4) It does appear that the interest rate environment is now in reverse mode (cuts expected?). This may stem the AUD/SGD FX bleeding or at least prevent its further downward spiral.

5) Office rents in both SG and AU appear to be on a rising trend, albeit on a gentle gradient. CBRE reports that office rents have gone up 3.5% q-o-q in Singapore. Knight Frank projects rent to rise by 9% in 2019 (fingers crossed).

6) Prospective tenants in play at ATP. There remains no announcement from FCOT regarding the progress of talks with potential tenants (Google). I can only hope that the managers don't fuck this one up.  At at embarrassing 59% committed occupancy, ATP has a lot of catching up to do with rival business parks.

Overall, i think I am sticking with this investment for now. The investment thesis remains intact. You don't want to buy a REIT that has already performed phenomenally because chances are the share price has priced in such performance. You want to catch something on a rut, but has a fair chance of pulling itself out of said rut.

Basically, FCOT is now Randy of South Park. On the surface, it appears to be quite evidently crappy and quite frankly, possibly a steaming pile of manure. But deep down, you know he always has more to offer and may have more surprises in store.

I have always been a fan of Randy. Who can forget his heart wrenching performance in Make Love Not Warcraft. Highly recommended.

Onward to FI friends!

Tuesday, April 16, 2019

Stocks that pay you to wait

What is better than earning a capital gain on an investment? Stocks that pay you to wait for that gain.

SINGTEL is one example of a stock that is currently paying a relatively handsome "waiting fee".


If you had caught Singtel in early January, you are potentially holding a stock yielding 6.12% on your invested capital based on a $0.175 per share dividend payout.

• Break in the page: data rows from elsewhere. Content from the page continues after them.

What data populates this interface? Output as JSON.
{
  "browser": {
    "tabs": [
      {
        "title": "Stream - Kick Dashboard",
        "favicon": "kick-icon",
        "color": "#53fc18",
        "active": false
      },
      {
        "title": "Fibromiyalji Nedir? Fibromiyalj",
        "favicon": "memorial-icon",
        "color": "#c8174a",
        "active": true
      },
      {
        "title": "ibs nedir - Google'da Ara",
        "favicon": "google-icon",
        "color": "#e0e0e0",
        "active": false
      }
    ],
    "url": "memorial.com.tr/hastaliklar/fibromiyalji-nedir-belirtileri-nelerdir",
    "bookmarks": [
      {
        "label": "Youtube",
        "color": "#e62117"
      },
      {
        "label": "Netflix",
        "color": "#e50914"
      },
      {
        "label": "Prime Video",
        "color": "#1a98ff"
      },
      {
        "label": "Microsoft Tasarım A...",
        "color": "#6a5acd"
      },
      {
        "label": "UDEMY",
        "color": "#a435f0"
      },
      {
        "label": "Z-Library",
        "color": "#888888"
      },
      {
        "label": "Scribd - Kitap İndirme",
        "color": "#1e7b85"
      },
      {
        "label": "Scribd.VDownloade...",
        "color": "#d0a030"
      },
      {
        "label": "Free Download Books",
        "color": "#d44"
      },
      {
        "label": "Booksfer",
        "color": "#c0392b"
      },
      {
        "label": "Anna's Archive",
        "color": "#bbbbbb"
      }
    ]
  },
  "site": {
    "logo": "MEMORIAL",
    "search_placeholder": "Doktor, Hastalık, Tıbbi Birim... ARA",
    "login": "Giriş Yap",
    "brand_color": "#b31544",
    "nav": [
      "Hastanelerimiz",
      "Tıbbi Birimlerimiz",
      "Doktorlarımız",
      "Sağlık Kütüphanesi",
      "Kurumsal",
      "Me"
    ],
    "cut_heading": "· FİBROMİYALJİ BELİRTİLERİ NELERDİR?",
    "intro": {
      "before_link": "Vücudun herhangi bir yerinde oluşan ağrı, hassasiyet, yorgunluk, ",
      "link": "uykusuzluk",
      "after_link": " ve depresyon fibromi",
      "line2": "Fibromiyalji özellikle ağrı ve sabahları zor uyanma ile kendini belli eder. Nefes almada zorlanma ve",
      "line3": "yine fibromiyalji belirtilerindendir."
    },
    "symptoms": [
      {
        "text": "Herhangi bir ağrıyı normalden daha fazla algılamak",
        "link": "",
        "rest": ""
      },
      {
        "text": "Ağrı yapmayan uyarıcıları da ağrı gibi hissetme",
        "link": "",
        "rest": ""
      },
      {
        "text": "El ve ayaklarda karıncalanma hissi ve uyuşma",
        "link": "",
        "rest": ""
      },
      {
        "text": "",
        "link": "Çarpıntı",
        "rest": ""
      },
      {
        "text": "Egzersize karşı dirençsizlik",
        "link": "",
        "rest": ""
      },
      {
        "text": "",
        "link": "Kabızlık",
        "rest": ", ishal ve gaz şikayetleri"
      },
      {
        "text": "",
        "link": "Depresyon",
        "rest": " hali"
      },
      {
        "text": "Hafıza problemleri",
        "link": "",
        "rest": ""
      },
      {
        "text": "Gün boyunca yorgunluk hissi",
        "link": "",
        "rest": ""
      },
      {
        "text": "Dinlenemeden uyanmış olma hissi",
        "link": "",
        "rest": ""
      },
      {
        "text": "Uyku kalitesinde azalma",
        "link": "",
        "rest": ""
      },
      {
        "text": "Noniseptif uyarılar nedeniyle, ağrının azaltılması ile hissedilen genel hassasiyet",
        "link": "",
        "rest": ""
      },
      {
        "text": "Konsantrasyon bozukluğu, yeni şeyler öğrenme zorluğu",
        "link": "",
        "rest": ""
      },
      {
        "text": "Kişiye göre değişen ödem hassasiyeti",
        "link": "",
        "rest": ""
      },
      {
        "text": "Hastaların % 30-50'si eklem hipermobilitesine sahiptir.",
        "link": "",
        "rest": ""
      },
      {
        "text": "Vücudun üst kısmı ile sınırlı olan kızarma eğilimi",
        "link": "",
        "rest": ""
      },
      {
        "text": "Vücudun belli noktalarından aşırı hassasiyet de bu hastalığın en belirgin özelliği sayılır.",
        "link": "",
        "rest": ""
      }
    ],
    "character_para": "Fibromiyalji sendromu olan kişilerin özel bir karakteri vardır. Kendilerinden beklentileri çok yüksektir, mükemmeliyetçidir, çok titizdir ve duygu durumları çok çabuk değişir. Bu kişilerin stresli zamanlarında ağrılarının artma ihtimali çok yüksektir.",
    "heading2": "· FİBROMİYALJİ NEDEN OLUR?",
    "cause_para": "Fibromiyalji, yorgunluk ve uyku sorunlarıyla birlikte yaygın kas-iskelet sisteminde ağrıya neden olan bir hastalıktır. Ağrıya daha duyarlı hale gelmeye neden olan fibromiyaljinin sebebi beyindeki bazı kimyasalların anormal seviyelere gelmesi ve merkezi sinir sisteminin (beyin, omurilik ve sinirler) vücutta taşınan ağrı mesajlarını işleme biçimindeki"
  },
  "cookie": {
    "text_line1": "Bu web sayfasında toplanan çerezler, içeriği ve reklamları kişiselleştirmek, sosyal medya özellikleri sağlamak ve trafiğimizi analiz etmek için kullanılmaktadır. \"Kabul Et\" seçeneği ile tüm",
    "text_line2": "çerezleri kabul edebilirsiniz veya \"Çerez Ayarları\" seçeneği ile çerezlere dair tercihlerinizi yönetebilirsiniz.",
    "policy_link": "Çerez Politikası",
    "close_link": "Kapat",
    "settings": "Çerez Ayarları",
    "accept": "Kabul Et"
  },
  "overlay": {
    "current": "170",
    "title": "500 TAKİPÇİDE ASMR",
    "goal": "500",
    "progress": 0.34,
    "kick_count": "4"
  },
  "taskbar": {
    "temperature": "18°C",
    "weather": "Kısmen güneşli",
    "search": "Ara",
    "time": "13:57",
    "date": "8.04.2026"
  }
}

If you hold the stock for a single dividend cycle, at current share price ($3.15), you would have made about 9% capital gains + 6% yield for a total return of over 15% .

Not bad at all.


A similar story may be observed with KepCorp.

If you had caught KepCorp in early January, you are potentially holding a stock yielding 4.3% on your invested capital based on a $0.25 per share dividend payout.

If you hold the stock for a single dividend cycle, at current share price ($6.6), you would have made about 13% capital gains + 4.3% yield for a total return of over 17.3%.

Singtel has pledged to maintain the current dividend payout until 2020, whereas Keppel Corp pays out a very sustainable 40-50% of earnings.  

If you are wrong, and the stock price languishes in the current range, then at least you are getting paid to hold the stock, while waiting for improvements to investor sentiment/earnings performance. 

If you are right, then you could potentially reap a double digit return, based on the capital gain and the dividends received.

The above are just examples of utilizing a growth + dividend strategy. Of course, not all companies are suitable for implementing such a strategy.  Ideally, one should shortlist companies with strong balance sheets, free cash flow, and which exhibit potential to grow earnings on a long term basis.

Vested in both companies. DYODD.

Onward to FI!